What the exercise asks: Copy out the data in full, keeping each line exactly as it reads.

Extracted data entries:
== Segment start ==

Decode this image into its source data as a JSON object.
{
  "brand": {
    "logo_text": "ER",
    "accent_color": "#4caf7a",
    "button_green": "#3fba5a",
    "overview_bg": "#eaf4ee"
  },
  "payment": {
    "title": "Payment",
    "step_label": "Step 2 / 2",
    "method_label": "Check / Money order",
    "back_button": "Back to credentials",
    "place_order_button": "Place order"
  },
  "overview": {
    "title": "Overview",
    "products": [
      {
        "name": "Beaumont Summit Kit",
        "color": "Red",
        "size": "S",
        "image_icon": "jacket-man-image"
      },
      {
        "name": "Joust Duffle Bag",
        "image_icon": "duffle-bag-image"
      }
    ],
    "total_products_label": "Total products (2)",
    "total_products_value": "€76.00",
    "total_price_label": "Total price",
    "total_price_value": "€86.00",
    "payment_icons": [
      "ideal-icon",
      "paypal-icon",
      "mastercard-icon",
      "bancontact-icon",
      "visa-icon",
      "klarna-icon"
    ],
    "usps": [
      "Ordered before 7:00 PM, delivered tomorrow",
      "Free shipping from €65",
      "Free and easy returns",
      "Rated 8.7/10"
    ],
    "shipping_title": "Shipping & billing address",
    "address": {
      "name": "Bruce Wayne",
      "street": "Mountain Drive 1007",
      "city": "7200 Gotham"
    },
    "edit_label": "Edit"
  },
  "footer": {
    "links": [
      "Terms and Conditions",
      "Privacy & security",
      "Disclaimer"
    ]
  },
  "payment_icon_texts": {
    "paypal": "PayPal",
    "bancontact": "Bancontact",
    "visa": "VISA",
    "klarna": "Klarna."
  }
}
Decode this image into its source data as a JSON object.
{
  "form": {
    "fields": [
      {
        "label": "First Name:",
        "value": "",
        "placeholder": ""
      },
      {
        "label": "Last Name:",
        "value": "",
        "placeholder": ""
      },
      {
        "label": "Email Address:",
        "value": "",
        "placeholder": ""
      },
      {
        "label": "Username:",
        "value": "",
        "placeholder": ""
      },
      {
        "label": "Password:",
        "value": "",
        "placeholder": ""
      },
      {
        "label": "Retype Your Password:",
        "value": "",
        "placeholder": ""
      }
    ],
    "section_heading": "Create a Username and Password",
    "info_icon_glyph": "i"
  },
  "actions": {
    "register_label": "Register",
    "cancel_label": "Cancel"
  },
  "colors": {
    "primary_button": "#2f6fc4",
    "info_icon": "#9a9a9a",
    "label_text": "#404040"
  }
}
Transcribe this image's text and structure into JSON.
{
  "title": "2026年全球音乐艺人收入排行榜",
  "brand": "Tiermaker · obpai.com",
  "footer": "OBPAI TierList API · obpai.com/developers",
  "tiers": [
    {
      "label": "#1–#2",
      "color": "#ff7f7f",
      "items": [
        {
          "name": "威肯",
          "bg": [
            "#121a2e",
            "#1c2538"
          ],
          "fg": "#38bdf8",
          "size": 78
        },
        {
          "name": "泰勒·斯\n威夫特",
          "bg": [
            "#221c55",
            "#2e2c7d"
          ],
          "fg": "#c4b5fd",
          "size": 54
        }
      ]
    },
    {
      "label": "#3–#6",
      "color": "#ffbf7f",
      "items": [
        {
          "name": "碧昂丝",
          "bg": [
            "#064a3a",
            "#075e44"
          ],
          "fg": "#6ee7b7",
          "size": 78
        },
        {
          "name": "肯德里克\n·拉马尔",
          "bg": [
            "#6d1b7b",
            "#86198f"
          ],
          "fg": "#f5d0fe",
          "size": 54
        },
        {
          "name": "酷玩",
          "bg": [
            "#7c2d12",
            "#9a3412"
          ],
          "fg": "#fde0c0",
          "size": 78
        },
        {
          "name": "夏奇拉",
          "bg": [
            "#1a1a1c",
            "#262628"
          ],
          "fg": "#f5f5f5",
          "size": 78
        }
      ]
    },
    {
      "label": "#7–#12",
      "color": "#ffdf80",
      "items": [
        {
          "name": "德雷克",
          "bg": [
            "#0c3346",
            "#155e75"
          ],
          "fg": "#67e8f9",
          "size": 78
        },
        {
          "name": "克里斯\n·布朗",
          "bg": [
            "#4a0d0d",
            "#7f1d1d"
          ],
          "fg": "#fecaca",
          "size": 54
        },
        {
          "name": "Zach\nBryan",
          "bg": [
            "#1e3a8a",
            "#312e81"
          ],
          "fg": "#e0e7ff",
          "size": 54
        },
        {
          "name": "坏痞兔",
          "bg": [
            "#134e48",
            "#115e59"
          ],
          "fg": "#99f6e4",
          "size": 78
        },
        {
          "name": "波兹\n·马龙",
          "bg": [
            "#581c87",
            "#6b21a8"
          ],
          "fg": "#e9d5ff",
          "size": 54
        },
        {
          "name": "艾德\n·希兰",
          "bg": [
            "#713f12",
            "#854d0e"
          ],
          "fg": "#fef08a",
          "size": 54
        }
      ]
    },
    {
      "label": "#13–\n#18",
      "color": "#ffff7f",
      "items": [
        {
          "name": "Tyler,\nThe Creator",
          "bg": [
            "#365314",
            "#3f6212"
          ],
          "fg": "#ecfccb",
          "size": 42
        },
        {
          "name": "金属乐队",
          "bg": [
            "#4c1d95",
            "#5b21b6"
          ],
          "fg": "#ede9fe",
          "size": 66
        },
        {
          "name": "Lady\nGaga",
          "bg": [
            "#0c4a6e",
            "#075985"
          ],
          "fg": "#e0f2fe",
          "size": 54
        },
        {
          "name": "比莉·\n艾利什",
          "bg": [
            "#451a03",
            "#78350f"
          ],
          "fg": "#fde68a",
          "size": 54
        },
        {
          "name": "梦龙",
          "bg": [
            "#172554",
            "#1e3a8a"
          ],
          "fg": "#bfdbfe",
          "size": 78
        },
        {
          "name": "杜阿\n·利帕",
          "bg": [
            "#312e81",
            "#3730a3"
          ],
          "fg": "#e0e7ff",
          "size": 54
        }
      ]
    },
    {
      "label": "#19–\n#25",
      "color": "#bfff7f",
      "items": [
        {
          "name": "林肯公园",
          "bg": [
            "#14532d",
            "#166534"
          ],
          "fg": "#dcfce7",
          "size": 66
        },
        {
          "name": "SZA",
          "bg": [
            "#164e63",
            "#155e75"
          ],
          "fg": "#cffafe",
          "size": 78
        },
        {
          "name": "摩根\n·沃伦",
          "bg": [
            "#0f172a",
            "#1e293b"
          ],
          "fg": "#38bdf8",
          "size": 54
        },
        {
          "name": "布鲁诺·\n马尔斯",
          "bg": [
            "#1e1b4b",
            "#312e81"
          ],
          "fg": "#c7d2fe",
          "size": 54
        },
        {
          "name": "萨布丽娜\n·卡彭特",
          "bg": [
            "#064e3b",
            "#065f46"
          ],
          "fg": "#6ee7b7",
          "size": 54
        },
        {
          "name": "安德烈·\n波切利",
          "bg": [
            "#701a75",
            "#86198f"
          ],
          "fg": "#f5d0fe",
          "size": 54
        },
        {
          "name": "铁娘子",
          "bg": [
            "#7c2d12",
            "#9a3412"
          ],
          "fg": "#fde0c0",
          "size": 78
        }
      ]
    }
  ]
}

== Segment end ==

Solution below:
Decode this image into its source data as a JSON object.
{
  "brand": {
    "logo_text": "ER",
    "accent_color": "#4caf7a",
    "button_green": "#3fba5a",
    "overview_bg": "#eaf4ee"
  },
  "payment": {
    "title": "Payment",
    "step_label": "Step 2 / 2",
    "method_label": "Check / Money order",
    "back_button": "Back to credentials",
    "place_order_button": "Place order"
  },
  "overview": {
    "title": "Overview",
    "products": [
      {
        "name": "Beaumont Summit Kit",
        "color": "Red",
        "size": "S",
        "image_icon": "jacket-man-image"
      },
      {
        "name": "Joust Duffle Bag",
        "image_icon": "duffle-bag-image"
      }
    ],
    "total_products_label": "Total products (2)",
    "total_products_value": "€76.00",
    "total_price_label": "Total price",
    "total_price_value": "€86.00",
    "payment_icons": [
      "ideal-icon",
      "paypal-icon",
      "mastercard-icon",
      "bancontact-icon",
      "visa-icon",
      "klarna-icon"
    ],
    "usps": [
      "Ordered before 7:00 PM, delivered tomorrow",
      "Free shipping from €65",
      "Free and easy returns",
      "Rated 8.7/10"
    ],
    "shipping_title": "Shipping & billing address",
    "address": {
      "name": "Bruce Wayne",
      "street": "Mountain Drive 1007",
      "city": "7200 Gotham"
    },
    "edit_label": "Edit"
  },
  "footer": {
    "links": [
      "Terms and Conditions",
      "Privacy & security",
      "Disclaimer"
    ]
  },
  "payment_icon_texts": {
    "paypal": "PayPal",
    "bancontact": "Bancontact",
    "visa": "VISA",
    "klarna": "Klarna."
  }
}
Decode this image into its source data as a JSON object.
{
  "form": {
    "fields": [
      {
        "label": "First Name:",
        "value": "",
        "placeholder": ""
      },
      {
        "label": "Last Name:",
        "value": "",
        "placeholder": ""
      },
      {
        "label": "Email Address:",
        "value": "",
        "placeholder": ""
      },
      {
        "label": "Username:",
        "value": "",
        "placeholder": ""
      },
      {
        "label": "Password:",
        "value": "",
        "placeholder": ""
      },
      {
        "label": "Retype Your Password:",
        "value": "",
        "placeholder": ""
      }
    ],
    "section_heading": "Create a Username and Password",
    "info_icon_glyph": "i"
  },
  "actions": {
    "register_label": "Register",
    "cancel_label": "Cancel"
  },
  "colors": {
    "primary_button": "#2f6fc4",
    "info_icon": "#9a9a9a",
    "label_text": "#404040"
  }
}
Transcribe this image's text and structure into JSON.
{
  "title": "2026年全球音乐艺人收入排行榜",
  "brand": "Tiermaker · obpai.com",
  "footer": "OBPAI TierList API · obpai.com/developers",
  "tiers": [
    {
      "label": "#1–#2",
      "color": "#ff7f7f",
      "items": [
        {
          "name": "威肯",
          "bg": [
            "#121a2e",
            "#1c2538"
          ],
          "fg": "#38bdf8",
          "size": 78
        },
        {
          "name": "泰勒·斯\n威夫特",
          "bg": [
            "#221c55",
            "#2e2c7d"
          ],
          "fg": "#c4b5fd",
          "size": 54
        }
      ]
    },
    {
      "label": "#3–#6",
      "color": "#ffbf7f",
      "items": [
        {
          "name": "碧昂丝",
          "bg": [
            "#064a3a",
            "#075e44"
          ],
          "fg": "#6ee7b7",
          "size": 78
        },
        {
          "name": "肯德里克\n·拉马尔",
          "bg": [
            "#6d1b7b",
            "#86198f"
          ],
          "fg": "#f5d0fe",
          "size": 54
        },
        {
          "name": "酷玩",
          "bg": [
            "#7c2d12",
            "#9a3412"
          ],
          "fg": "#fde0c0",
          "size": 78
        },
        {
          "name": "夏奇拉",
          "bg": [
            "#1a1a1c",
            "#262628"
          ],
          "fg": "#f5f5f5",
          "size": 78
        }
      ]
    },
    {
      "label": "#7–#12",
      "color": "#ffdf80",
      "items": [
        {
          "name": "德雷克",
          "bg": [
            "#0c3346",
            "#155e75"
          ],
          "fg": "#67e8f9",
          "size": 78
        },
        {
          "name": "克里斯\n·布朗",
          "bg": [
            "#4a0d0d",
            "#7f1d1d"
          ],
          "fg": "#fecaca",
          "size": 54
        },
        {
          "name": "Zach\nBryan",
          "bg": [
            "#1e3a8a",
            "#312e81"
          ],
          "fg": "#e0e7ff",
          "size": 54
        },
        {
          "name": "坏痞兔",
          "bg": [
            "#134e48",
            "#115e59"
          ],
          "fg": "#99f6e4",
          "size": 78
        },
        {
          "name": "波兹\n·马龙",
          "bg": [
            "#581c87",
            "#6b21a8"
          ],
          "fg": "#e9d5ff",
          "size": 54
        },
        {
          "name": "艾德\n·希兰",
          "bg": [
            "#713f12",
            "#854d0e"
          ],
          "fg": "#fef08a",
          "size": 54
        }
      ]
    },
    {
      "label": "#13–\n#18",
      "color": "#ffff7f",
      "items": [
        {
          "name": "Tyler,\nThe Creator",
          "bg": [
            "#365314",
            "#3f6212"
          ],
          "fg": "#ecfccb",
          "size": 42
        },
        {
          "name": "金属乐队",
          "bg": [
            "#4c1d95",
            "#5b21b6"
          ],
          "fg": "#ede9fe",
          "size": 66
        },
        {
          "name": "Lady\nGaga",
          "bg": [
            "#0c4a6e",
            "#075985"
          ],
          "fg": "#e0f2fe",
          "size": 54
        },
        {
          "name": "比莉·\n艾利什",
          "bg": [
            "#451a03",
            "#78350f"
          ],
          "fg": "#fde68a",
          "size": 54
        },
        {
          "name": "梦龙",
          "bg": [
            "#172554",
            "#1e3a8a"
          ],
          "fg": "#bfdbfe",
          "size": 78
        },
        {
          "name": "杜阿\n·利帕",
          "bg": [
            "#312e81",
            "#3730a3"
          ],
          "fg": "#e0e7ff",
          "size": 54
        }
      ]
    },
    {
      "label": "#19–\n#25",
      "color": "#bfff7f",
      "items": [
        {
          "name": "林肯公园",
          "bg": [
            "#14532d",
            "#166534"
          ],
          "fg": "#dcfce7",
          "size": 66
        },
        {
          "name": "SZA",
          "bg": [
            "#164e63",
            "#155e75"
          ],
          "fg": "#cffafe",
          "size": 78
        },
        {
          "name": "摩根\n·沃伦",
          "bg": [
            "#0f172a",
            "#1e293b"
          ],
          "fg": "#38bdf8",
          "size": 54
        },
        {
          "name": "布鲁诺·\n马尔斯",
          "bg": [
            "#1e1b4b",
            "#312e81"
          ],
          "fg": "#c7d2fe",
          "size": 54
        },
        {
          "name": "萨布丽娜\n·卡彭特",
          "bg": [
            "#064e3b",
            "#065f46"
          ],
          "fg": "#6ee7b7",
          "size": 54
        },
        {
          "name": "安德烈·\n波切利",
          "bg": [
            "#701a75",
            "#86198f"
          ],
          "fg": "#f5d0fe",
          "size": 54
        },
        {
          "name": "铁娘子",
          "bg": [
            "#7c2d12",
            "#9a3412"
          ],
          "fg": "#fde0c0",
          "size": 78
        }
      ]
    }
  ]
}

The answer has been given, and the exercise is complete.